## The problem
Return all the entries below exactly, except for the images they hold.

## Data for the task
◇ ◇ ◇ ◇ ◇

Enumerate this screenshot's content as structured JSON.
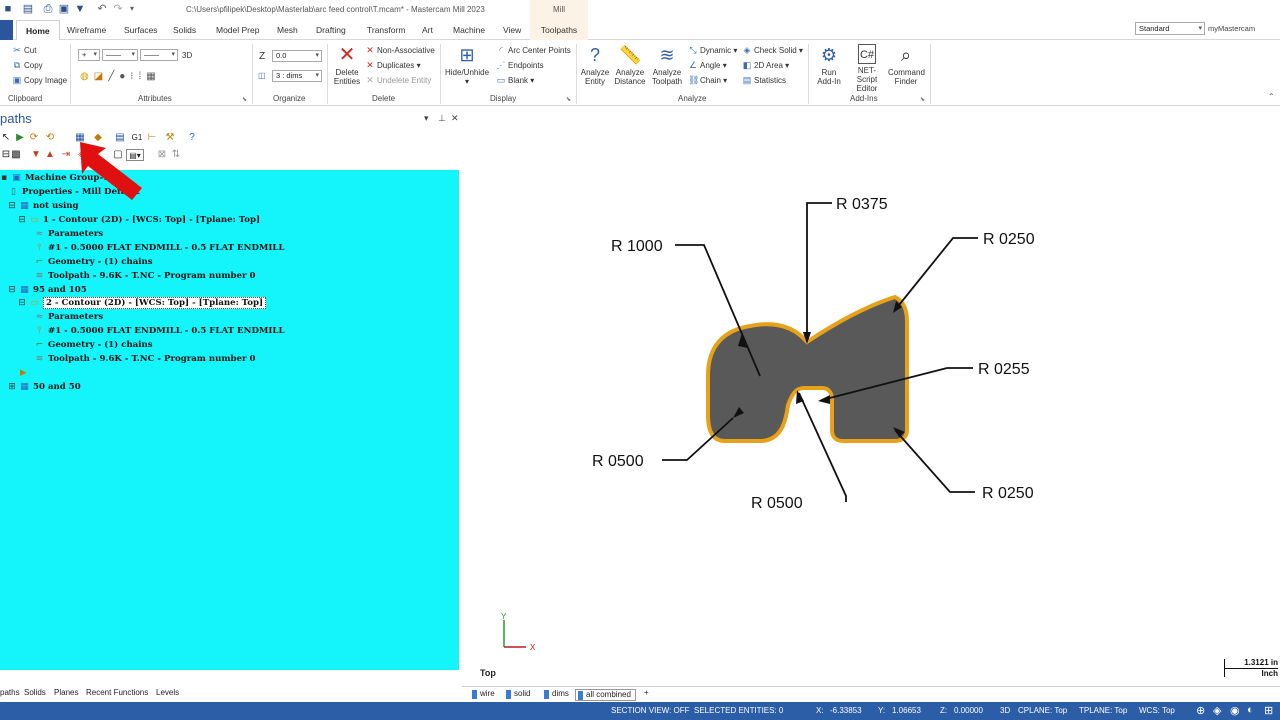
{
  "window": {
    "title": "C:\\Users\\pfilipek\\Desktop\\Masterlab\\arc feed control\\T.mcam* - Mastercam Mill 2023",
    "context_tab": "Mill"
  },
  "ribbon_tabs": [
    "Home",
    "Wireframe",
    "Surfaces",
    "Solids",
    "Model Prep",
    "Mesh",
    "Drafting",
    "Transform",
    "Art",
    "Machine",
    "View",
    "Toolpaths"
  ],
  "active_tab": "Home",
  "config": {
    "value": "Standard",
    "my_mastercam": "myMastercam"
  },
  "ribbon": {
    "clipboard": {
      "cut": "Cut",
      "copy": "Copy",
      "copy_image": "Copy Image",
      "label": "Clipboard"
    },
    "attributes": {
      "label": "Attributes",
      "three_d": "3D"
    },
    "organize": {
      "z_label": "Z",
      "z_value": "0.0",
      "level_value": "3 : dims",
      "label": "Organize"
    },
    "delete": {
      "delete_entities": "Delete\nEntities",
      "non_associative": "Non-Associative",
      "duplicates": "Duplicates",
      "undelete": "Undelete Entity",
      "label": "Delete"
    },
    "display": {
      "hide_unhide": "Hide/Unhide",
      "arc_center_points": "Arc Center Points",
      "endpoints": "Endpoints",
      "blank": "Blank",
      "label": "Display"
    },
    "analyze": {
      "analyze_entity": "Analyze\nEntity",
      "analyze_distance": "Analyze\nDistance",
      "analyze_toolpath": "Analyze\nToolpath",
      "dynamic": "Dynamic",
      "angle": "Angle",
      "chain": "Chain",
      "check_solid": "Check Solid",
      "area_2d": "2D Area",
      "statistics": "Statistics",
      "label": "Analyze"
    },
    "addins": {
      "run_addin": "Run\nAdd-In",
      "net_script": "NET-Script\nEditor",
      "command_finder": "Command\nFinder",
      "label": "Add-Ins"
    }
  },
  "manager": {
    "title": "paths",
    "tree": [
      {
        "text": "Machine Group-1",
        "icon": "machine-group-icon"
      },
      {
        "text": "Properties - Mill Default",
        "icon": "properties-icon"
      },
      {
        "text": "not using",
        "icon": "toolpath-group-icon"
      },
      {
        "text": "1 - Contour (2D) - [WCS: Top] - [Tplane: Top]",
        "icon": "operation-folder-icon"
      },
      {
        "text": "Parameters",
        "icon": "parameters-icon"
      },
      {
        "text": "#1 - 0.5000 FLAT ENDMILL - 0.5 FLAT ENDMILL",
        "icon": "tool-icon"
      },
      {
        "text": "Geometry - (1) chains",
        "icon": "geometry-icon"
      },
      {
        "text": "Toolpath - 9.6K - T.NC - Program number 0",
        "icon": "toolpath-icon"
      },
      {
        "text": "95 and 105",
        "icon": "toolpath-group-icon"
      },
      {
        "text": "2 - Contour (2D) - [WCS: Top] - [Tplane: Top]",
        "icon": "operation-folder-icon"
      },
      {
        "text": "Parameters",
        "icon": "parameters-icon"
      },
      {
        "text": "#1 - 0.5000 FLAT ENDMILL - 0.5 FLAT ENDMILL",
        "icon": "tool-icon"
      },
      {
        "text": "Geometry - (1) chains",
        "icon": "geometry-icon"
      },
      {
        "text": "Toolpath - 9.6K - T.NC - Program number 0",
        "icon": "toolpath-icon"
      },
      {
        "text": "50 and 50",
        "icon": "toolpath-group-icon"
      }
    ],
    "bottom_tabs": [
      "paths",
      "Solids",
      "Planes",
      "Recent Functions",
      "Levels"
    ]
  },
  "drawing": {
    "dimensions": [
      "R 1000",
      "R 0375",
      "R 0250",
      "R 0255",
      "R 0500",
      "R 0500",
      "R 0250"
    ],
    "axis_y": "Y",
    "axis_x": "X",
    "view_label": "Top",
    "scale_value": "1.3121 in",
    "scale_unit": "Inch",
    "colors": {
      "part_fill": "#595959",
      "part_outline": "#e8a21a",
      "tree_bg": "#13f5fb",
      "status_bar": "#2b5ea7",
      "arrow": "#e01010"
    }
  },
  "view_sheets": [
    "wire",
    "solid",
    "dims",
    "all combined",
    "+"
  ],
  "status": {
    "section_view": "SECTION VIEW: OFF",
    "selected_entities": "SELECTED ENTITIES: 0",
    "x_label": "X:",
    "x_value": "-6.33853",
    "y_label": "Y:",
    "y_value": "1.06653",
    "z_label": "Z:",
    "z_value": "0.00000",
    "mode": "3D",
    "cplane": "CPLANE: Top",
    "tplane": "TPLANE: Top",
    "wcs": "WCS: Top"
  }
}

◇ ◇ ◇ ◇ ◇

## Response to the task
Enumerate this screenshot's content as structured JSON.
{
  "window": {
    "title": "C:\\Users\\pfilipek\\Desktop\\Masterlab\\arc feed control\\T.mcam* - Mastercam Mill 2023",
    "context_tab": "Mill"
  },
  "ribbon_tabs": [
    "Home",
    "Wireframe",
    "Surfaces",
    "Solids",
    "Model Prep",
    "Mesh",
    "Drafting",
    "Transform",
    "Art",
    "Machine",
    "View",
    "Toolpaths"
  ],
  "active_tab": "Home",
  "config": {
    "value": "Standard",
    "my_mastercam": "myMastercam"
  },
  "ribbon": {
    "clipboard": {
      "cut": "Cut",
      "copy": "Copy",
      "copy_image": "Copy Image",
      "label": "Clipboard"
    },
    "attributes": {
      "label": "Attributes",
      "three_d": "3D"
    },
    "organize": {
      "z_label": "Z",
      "z_value": "0.0",
      "level_value": "3 : dims",
      "label": "Organize"
    },
    "delete": {
      "delete_entities": "Delete\nEntities",
      "non_associative": "Non-Associative",
      "duplicates": "Duplicates",
      "undelete": "Undelete Entity",
      "label": "Delete"
    },
    "display": {
      "hide_unhide": "Hide/Unhide",
      "arc_center_points": "Arc Center Points",
      "endpoints": "Endpoints",
      "blank": "Blank",
      "label": "Display"
    },
    "analyze": {
      "analyze_entity": "Analyze\nEntity",
      "analyze_distance": "Analyze\nDistance",
      "analyze_toolpath": "Analyze\nToolpath",
      "dynamic": "Dynamic",
      "angle": "Angle",
      "chain": "Chain",
      "check_solid": "Check Solid",
      "area_2d": "2D Area",
      "statistics": "Statistics",
      "label": "Analyze"
    },
    "addins": {
      "run_addin": "Run\nAdd-In",
      "net_script": "NET-Script\nEditor",
      "command_finder": "Command\nFinder",
      "label": "Add-Ins"
    }
  },
  "manager": {
    "title": "paths",
    "tree": [
      {
        "text": "Machine Group-1",
        "icon": "machine-group-icon"
      },
      {
        "text": "Properties - Mill Default",
        "icon": "properties-icon"
      },
      {
        "text": "not using",
        "icon": "toolpath-group-icon"
      },
      {
        "text": "1 - Contour (2D) - [WCS: Top] - [Tplane: Top]",
        "icon": "operation-folder-icon"
      },
      {
        "text": "Parameters",
        "icon": "parameters-icon"
      },
      {
        "text": "#1 - 0.5000 FLAT ENDMILL - 0.5 FLAT ENDMILL",
        "icon": "tool-icon"
      },
      {
        "text": "Geometry - (1) chains",
        "icon": "geometry-icon"
      },
      {
        "text": "Toolpath - 9.6K - T.NC - Program number 0",
        "icon": "toolpath-icon"
      },
      {
        "text": "95 and 105",
        "icon": "toolpath-group-icon"
      },
      {
        "text": "2 - Contour (2D) - [WCS: Top] - [Tplane: Top]",
        "icon": "operation-folder-icon"
      },
      {
        "text": "Parameters",
        "icon": "parameters-icon"
      },
      {
        "text": "#1 - 0.5000 FLAT ENDMILL - 0.5 FLAT ENDMILL",
        "icon": "tool-icon"
      },
      {
        "text": "Geometry - (1) chains",
        "icon": "geometry-icon"
      },
      {
        "text": "Toolpath - 9.6K - T.NC - Program number 0",
        "icon": "toolpath-icon"
      },
      {
        "text": "50 and 50",
        "icon": "toolpath-group-icon"
      }
    ],
    "bottom_tabs": [
      "paths",
      "Solids",
      "Planes",
      "Recent Functions",
      "Levels"
    ]
  },
  "drawing": {
    "dimensions": [
      "R 1000",
      "R 0375",
      "R 0250",
      "R 0255",
      "R 0500",
      "R 0500",
      "R 0250"
    ],
    "axis_y": "Y",
    "axis_x": "X",
    "view_label": "Top",
    "scale_value": "1.3121 in",
    "scale_unit": "Inch",
    "colors": {
      "part_fill": "#595959",
      "part_outline": "#e8a21a",
      "tree_bg": "#13f5fb",
      "status_bar": "#2b5ea7",
      "arrow": "#e01010"
    }
  },
  "view_sheets": [
    "wire",
    "solid",
    "dims",
    "all combined",
    "+"
  ],
  "status": {
    "section_view": "SECTION VIEW: OFF",
    "selected_entities": "SELECTED ENTITIES: 0",
    "x_label": "X:",
    "x_value": "-6.33853",
    "y_label": "Y:",
    "y_value": "1.06653",
    "z_label": "Z:",
    "z_value": "0.00000",
    "mode": "3D",
    "cplane": "CPLANE: Top",
    "tplane": "TPLANE: Top",
    "wcs": "WCS: Top"
  }
}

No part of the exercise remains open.